The helicopter’s novelty had proved valuable in rural settings; as the primary season entered its last week, Johnson shifted his efforts to the cities, where it was harder to leverage that novelty. Some cities wouldn’t allow off-airport landings, and some legal sites were more trouble than they were worth. Hoping for a mass night rally in Houston’s Hermann Park, the campaign leaned hard on Houston Power & Light to put up poles and lights with just five hours’ notice. But on the way the Bell’s engine overheated (campaign literature had clogged the cooling fins), and the helicopter had to set down elsewhere. While everyone at the park was looking to the sky, Johnson pulled up in a car. Quipped the emcee to an unsmiling candidate, “That was a mighty smooth landing!”
On July 24, Coke Stevenson out-polled the other 10 candidates. But he didn’t cross the 50 percent threshold, so a runoff election was slated for August 28. Lyndon Johnson had clawed his way onto the runoff ballot, but he trailed by 71,000 votes.
The helicopter had gotten him that far, but now he parked it and, relying on shoe leather, worked harder than ever. According to the official tally from the August 28 runoff, nearly a million votes were cast. Johnson won by 87 votes, despite charges that Johnson’s people had bought hundreds of ballots from county bosses. Twelve years later, Johnson was headed to the White House.
The Sikorsky S-51 Johnson’s campaign used flew commercially, mostly for constructing utility lines, until the 1970s, when it was acquired by the U.S. Army Aviation Museum in Fort Rucker, Alabama. The Bell 47D worked in the Gulf of Mexico oil patch from 1949 to 1954, when ownership shifted to a mineral exploration company in Colombia.
As president and ex-president, LBJ continued to have a soft spot for helicopter travel. He insisted on adding heliports to the Federal Building in Austin and his presidential library. Johnson invited Mashman to the ranch for social events; once he joined the pilot in the machine to help rescue people along the flooding Pedernales River.

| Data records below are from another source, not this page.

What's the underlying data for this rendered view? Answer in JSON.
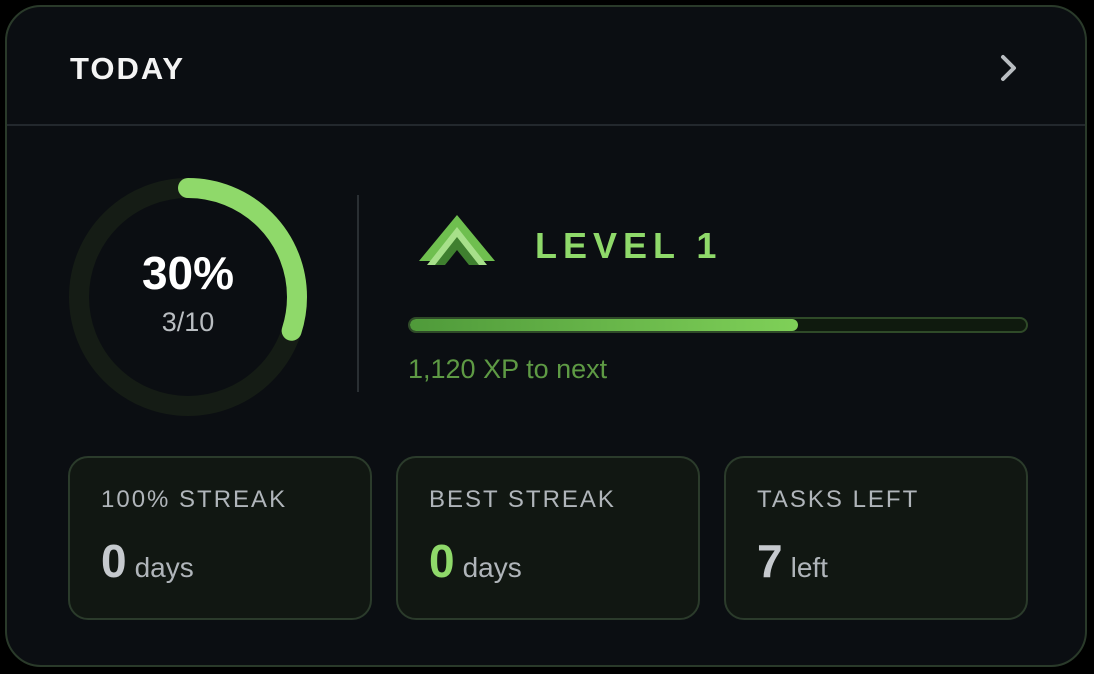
{
  "header": {
    "title": "TODAY",
    "chevron_icon": "chevron-right-icon"
  },
  "progress": {
    "percent_label": "30%",
    "count_label": "3/10",
    "fraction": 0.3
  },
  "level": {
    "icon": "double-chevron-up-icon",
    "label": "LEVEL 1",
    "xp_fraction": 0.63,
    "xp_to_next": "1,120 XP to next"
  },
  "stats": [
    {
      "label": "100% STREAK",
      "value": "0",
      "unit": "days"
    },
    {
      "label": "BEST STREAK",
      "value": "0",
      "unit": "days"
    },
    {
      "label": "TASKS LEFT",
      "value": "7",
      "unit": "left"
    }
  ],
  "colors": {
    "accent_green": "#8fd96a",
    "card_background": "#0b0e12",
    "ring_track": "#151c15"
  }
}
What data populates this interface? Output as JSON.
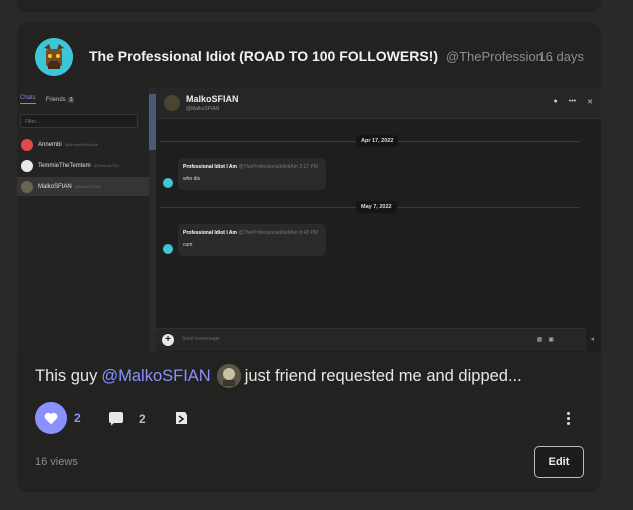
{
  "post": {
    "title": "The Professional Idiot (ROAD TO 100 FOLLOWERS!)",
    "handle": "@TheProfession...",
    "time": "16 days",
    "caption_pre": "This guy",
    "mention": "@MalkoSFIAN",
    "caption_post": "just friend requested me and dipped...",
    "likes": "2",
    "comments": "2",
    "views": "16 views",
    "edit_label": "Edit"
  },
  "screenshot": {
    "tabs": {
      "chats": "Chats",
      "friends": "Friends",
      "friends_count": "3"
    },
    "filter_placeholder": "Filter...",
    "contacts": [
      {
        "name": "Annembi",
        "handle": "@AnnembiWaddle"
      },
      {
        "name": "TemmieTheTemtem",
        "handle": "@TemmieThe..."
      },
      {
        "name": "MalkoSFIAN",
        "handle": "@MalkoSFIAN"
      }
    ],
    "chat": {
      "name": "MalkoSFIAN",
      "handle": "@MalkoSFIAN",
      "messages": [
        {
          "date": "Apr 17, 2022",
          "author": "Professional Idiot I Am",
          "author_handle": "@TheProfessionalIdiotIAm",
          "time": "2:17 PM",
          "text": "who dis"
        },
        {
          "date": "May 7, 2022",
          "author": "Professional Idiot I Am",
          "author_handle": "@TheProfessionalIdiotIAm",
          "time": "8:43 PM",
          "text": "cum"
        }
      ],
      "send_placeholder": "Send a message"
    }
  },
  "colors": {
    "accent": "#8a91ff",
    "card": "#222220",
    "background": "#292927"
  },
  "icons": [
    "heart-icon",
    "comment-icon",
    "share-icon",
    "more-vertical-icon",
    "plus-icon",
    "close-icon"
  ]
}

Although Johnson didn’t use a helicopter in his runoff campaign, statistics from that election show that the earlier helicopter campaign may have helped him. Even though runoffs rarely see a strong turnout, a very high percentage of the voters who came out to vote for Johnson were rural—the same people he had dropped in on during seven hot and anxious weeks.